Deep Web Technologies is delighted to be working with OSTI and other organizations to push the envelope of search technology and to make the world a smaller place.

1
Apr

This post might seem a bit off topic but it’s not really.

Google is getting on the Kinect bandwagon with the introduction of spatial tracking technology into Gmail.

How it works

Gmail Motion uses your computer’s built-in webcam and Google’s patented spatial tracking technology to detect your movements and translate them into meaningful characters and commands. Movements are designed to be simple and intuitive for people of all skill levels.

More information is at this URL and in this video:
YouTube Preview Image

Wouldn’t it be cool if federated search apps could integrate movement technology so seamlessly!?

20
Feb

I recently discovered an article, 5 Reasons Not to Use Google First, that sings my song. The article addresses this question:

Google is fast, clean and returns more results than any other search engine, but does it really find the information students need for quality academic research? The answer is often ‘no’. “While simply typing words into Google will work for many tasks, academic research demands more.” (Searching for and finding new information – tools, strategies and techniques)

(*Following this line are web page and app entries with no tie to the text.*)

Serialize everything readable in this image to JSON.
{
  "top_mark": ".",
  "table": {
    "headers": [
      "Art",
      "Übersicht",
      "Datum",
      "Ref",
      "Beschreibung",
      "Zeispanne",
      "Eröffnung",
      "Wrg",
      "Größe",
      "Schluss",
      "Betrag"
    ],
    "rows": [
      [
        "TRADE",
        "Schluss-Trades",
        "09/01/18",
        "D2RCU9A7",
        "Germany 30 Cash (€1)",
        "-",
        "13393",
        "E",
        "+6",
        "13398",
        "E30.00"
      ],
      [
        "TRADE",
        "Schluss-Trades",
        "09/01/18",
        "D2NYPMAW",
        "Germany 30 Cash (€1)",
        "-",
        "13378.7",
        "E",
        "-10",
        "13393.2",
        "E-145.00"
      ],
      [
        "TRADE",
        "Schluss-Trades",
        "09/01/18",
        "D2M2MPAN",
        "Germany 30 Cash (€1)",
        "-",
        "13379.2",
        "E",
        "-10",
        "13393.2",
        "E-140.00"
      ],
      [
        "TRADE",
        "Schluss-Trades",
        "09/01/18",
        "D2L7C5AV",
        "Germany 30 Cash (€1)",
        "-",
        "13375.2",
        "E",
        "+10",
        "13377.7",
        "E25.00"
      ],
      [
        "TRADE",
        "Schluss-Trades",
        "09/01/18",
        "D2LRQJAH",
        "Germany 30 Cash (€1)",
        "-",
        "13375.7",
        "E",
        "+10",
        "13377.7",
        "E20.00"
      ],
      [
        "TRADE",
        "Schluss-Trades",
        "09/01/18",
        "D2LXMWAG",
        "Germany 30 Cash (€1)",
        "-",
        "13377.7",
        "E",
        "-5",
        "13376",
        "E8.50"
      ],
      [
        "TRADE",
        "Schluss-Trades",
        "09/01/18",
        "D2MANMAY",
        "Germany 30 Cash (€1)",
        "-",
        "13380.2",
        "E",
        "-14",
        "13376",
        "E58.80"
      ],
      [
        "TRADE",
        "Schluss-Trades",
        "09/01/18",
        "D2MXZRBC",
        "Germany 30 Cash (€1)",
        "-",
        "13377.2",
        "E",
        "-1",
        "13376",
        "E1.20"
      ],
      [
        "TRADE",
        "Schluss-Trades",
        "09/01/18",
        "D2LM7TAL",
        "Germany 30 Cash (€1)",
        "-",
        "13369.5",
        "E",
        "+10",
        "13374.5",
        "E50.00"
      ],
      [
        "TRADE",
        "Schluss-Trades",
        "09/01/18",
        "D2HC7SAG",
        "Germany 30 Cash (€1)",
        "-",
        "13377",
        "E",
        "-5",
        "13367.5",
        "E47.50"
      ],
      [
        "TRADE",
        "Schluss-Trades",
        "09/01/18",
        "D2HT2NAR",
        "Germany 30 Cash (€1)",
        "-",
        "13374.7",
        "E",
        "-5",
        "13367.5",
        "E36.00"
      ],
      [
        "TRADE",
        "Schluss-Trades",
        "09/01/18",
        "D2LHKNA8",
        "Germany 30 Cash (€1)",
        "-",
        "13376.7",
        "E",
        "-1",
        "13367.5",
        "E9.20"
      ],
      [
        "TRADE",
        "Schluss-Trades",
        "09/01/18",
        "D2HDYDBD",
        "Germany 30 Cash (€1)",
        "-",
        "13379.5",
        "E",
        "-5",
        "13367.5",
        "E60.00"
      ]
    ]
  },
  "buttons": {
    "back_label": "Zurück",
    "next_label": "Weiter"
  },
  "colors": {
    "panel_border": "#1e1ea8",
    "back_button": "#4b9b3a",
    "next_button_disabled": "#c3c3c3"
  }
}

The next paragraph gave me a chuckle.

As far back as 2004, James Morris, Dean of the School of Computer Science at Carnegie Mellon University, coined the term “infobesity,” to describe “the outcome of Google-izing research: a junk-information diet, consisting of overwhelming amounts of low-quality material that is hard to digest and leads to research papers of equally low quality.” (Is Google enough? Comparison of an internet search engine with academic library resources.)

The article continues with its list of five good reasons to not use Google first.

Note that the recommendation isn’t to skip Google altogether. There’s a balance that’s needed to get the best value when performing research. The findings in the “Is Google enough?” article summarizes this point really well:

Google is superior for coverage and accessibility. Library systems are superior for quality of results. Precision is similar for both systems. Good coverage requires use of both, as both have many unique items. Improving the skills of the searcher is likely to give better results from the library systems, but not from Google.

31
Jan

[ This is a republication of the article, “Deep Web Tech in the News: Image Search” that was published in the Deep Web Technologies Blog. Note that Deep Web Technologies sponsors the Federated Search Blog and that I consult for the organization, OSTI, that stewards Science.gov. ]

Deep Web Tech in the News: Image Search

One small step for Science.gov, one giant leap for Federated Search.

“Science.gov is a gateway to more than 42 scientific databases and 200 million pages of science information with just one query, and is a gateway to more than 2,000 scientific websites from 18 organizations within 14 federal science agencies. These agencies represent 97% of the federal R&D budget. Science.gov is the USA.gov portal to science and the U.S. contribution to WorldWideScience.org. Science.gov is hosted by the Department of Energy Office of Scientific and Technical Information, within the Office of Science, and is supported by CENDI, an interagency working group of senior scientific and technical information managers.”

Science.gov received a pretty large upgrade in December, the image search is located under “special collections” and works just like science.gov except the results have thumbnails (www.science.gov/scigovimage/). The search query now quickly pulls back related images from multiple sources into a thumbnail size result. This is one of very few publicly available science image search portals. Cheryl LaGuardia, an industry critic, wrote:

For a free service this works mighty well: my test search for “tornedo” got the reply, “Did you mean “tornado”? with 151 results for the corrected spelling (a test, mind you, or perhaps I’m easing back into work slowly and may have inadvertently misspelled… no matter! The system works!). The resultant images are terrific, compelling enough to send Dorothy pedaling madly down the road away from them on her bicycle, with Toto in tow.

Deep Web Technologies powers the entire website, and we look forward to using this innovation on other projects in the future.